* Required action
Retype the full set of records. Keep every character identical.

* Data for processing
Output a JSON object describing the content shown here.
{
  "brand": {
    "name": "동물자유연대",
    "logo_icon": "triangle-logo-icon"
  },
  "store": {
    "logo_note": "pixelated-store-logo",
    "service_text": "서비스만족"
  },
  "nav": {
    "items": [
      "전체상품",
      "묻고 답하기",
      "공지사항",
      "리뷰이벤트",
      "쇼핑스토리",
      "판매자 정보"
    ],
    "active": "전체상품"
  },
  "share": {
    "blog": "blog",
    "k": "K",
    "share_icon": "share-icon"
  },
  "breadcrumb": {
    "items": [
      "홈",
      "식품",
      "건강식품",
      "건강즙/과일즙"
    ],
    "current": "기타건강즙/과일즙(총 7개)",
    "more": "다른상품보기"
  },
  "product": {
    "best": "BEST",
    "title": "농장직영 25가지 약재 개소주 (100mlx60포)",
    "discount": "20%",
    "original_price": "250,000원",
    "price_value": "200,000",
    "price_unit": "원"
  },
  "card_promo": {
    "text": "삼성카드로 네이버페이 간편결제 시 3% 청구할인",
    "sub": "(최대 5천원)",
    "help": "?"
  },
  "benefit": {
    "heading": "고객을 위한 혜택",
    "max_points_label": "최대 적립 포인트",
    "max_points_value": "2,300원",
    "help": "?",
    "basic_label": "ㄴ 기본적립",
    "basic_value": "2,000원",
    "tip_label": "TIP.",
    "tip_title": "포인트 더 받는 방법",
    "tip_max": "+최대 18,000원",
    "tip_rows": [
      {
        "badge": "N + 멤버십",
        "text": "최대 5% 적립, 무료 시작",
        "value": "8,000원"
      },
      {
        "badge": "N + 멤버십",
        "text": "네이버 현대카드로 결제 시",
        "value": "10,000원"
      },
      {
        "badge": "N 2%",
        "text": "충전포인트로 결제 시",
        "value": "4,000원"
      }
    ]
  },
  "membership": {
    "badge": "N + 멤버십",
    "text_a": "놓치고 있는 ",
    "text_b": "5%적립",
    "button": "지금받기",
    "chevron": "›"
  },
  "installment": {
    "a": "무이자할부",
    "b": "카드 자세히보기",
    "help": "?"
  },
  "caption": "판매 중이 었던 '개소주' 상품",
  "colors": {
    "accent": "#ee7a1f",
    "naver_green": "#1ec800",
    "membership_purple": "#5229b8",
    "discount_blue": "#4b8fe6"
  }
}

* Exercise solution
Output a JSON object describing the content shown here.
{
  "brand": {
    "name": "동물자유연대",
    "logo_icon": "triangle-logo-icon"
  },
  "store": {
    "logo_note": "pixelated-store-logo",
    "service_text": "서비스만족"
  },
  "nav": {
    "items": [
      "전체상품",
      "묻고 답하기",
      "공지사항",
      "리뷰이벤트",
      "쇼핑스토리",
      "판매자 정보"
    ],
    "active": "전체상품"
  },
  "share": {
    "blog": "blog",
    "k": "K",
    "share_icon": "share-icon"
  },
  "breadcrumb": {
    "items": [
      "홈",
      "식품",
      "건강식품",
      "건강즙/과일즙"
    ],
    "current": "기타건강즙/과일즙(총 7개)",
    "more": "다른상품보기"
  },
  "product": {
    "best": "BEST",
    "title": "농장직영 25가지 약재 개소주 (100mlx60포)",
    "discount": "20%",
    "original_price": "250,000원",
    "price_value": "200,000",
    "price_unit": "원"
  },
  "card_promo": {
    "text": "삼성카드로 네이버페이 간편결제 시 3% 청구할인",
    "sub": "(최대 5천원)",
    "help": "?"
  },
  "benefit": {
    "heading": "고객을 위한 혜택",
    "max_points_label": "최대 적립 포인트",
    "max_points_value": "2,300원",
    "help": "?",
    "basic_label": "ㄴ 기본적립",
    "basic_value": "2,000원",
    "tip_label": "TIP.",
    "tip_title": "포인트 더 받는 방법",
    "tip_max": "+최대 18,000원",
    "tip_rows": [
      {
        "badge": "N + 멤버십",
        "text": "최대 5% 적립, 무료 시작",
        "value": "8,000원"
      },
      {
        "badge": "N + 멤버십",
        "text": "네이버 현대카드로 결제 시",
        "value": "10,000원"
      },
      {
        "badge": "N 2%",
        "text": "충전포인트로 결제 시",
        "value": "4,000원"
      }
    ]
  },
  "membership": {
    "badge": "N + 멤버십",
    "text_a": "놓치고 있는 ",
    "text_b": "5%적립",
    "button": "지금받기",
    "chevron": "›"
  },
  "installment": {
    "a": "무이자할부",
    "b": "카드 자세히보기",
    "help": "?"
  },
  "caption": "판매 중이 었던 '개소주' 상품",
  "colors": {
    "accent": "#ee7a1f",
    "naver_green": "#1ec800",
    "membership_purple": "#5229b8",
    "discount_blue": "#4b8fe6"
  }
}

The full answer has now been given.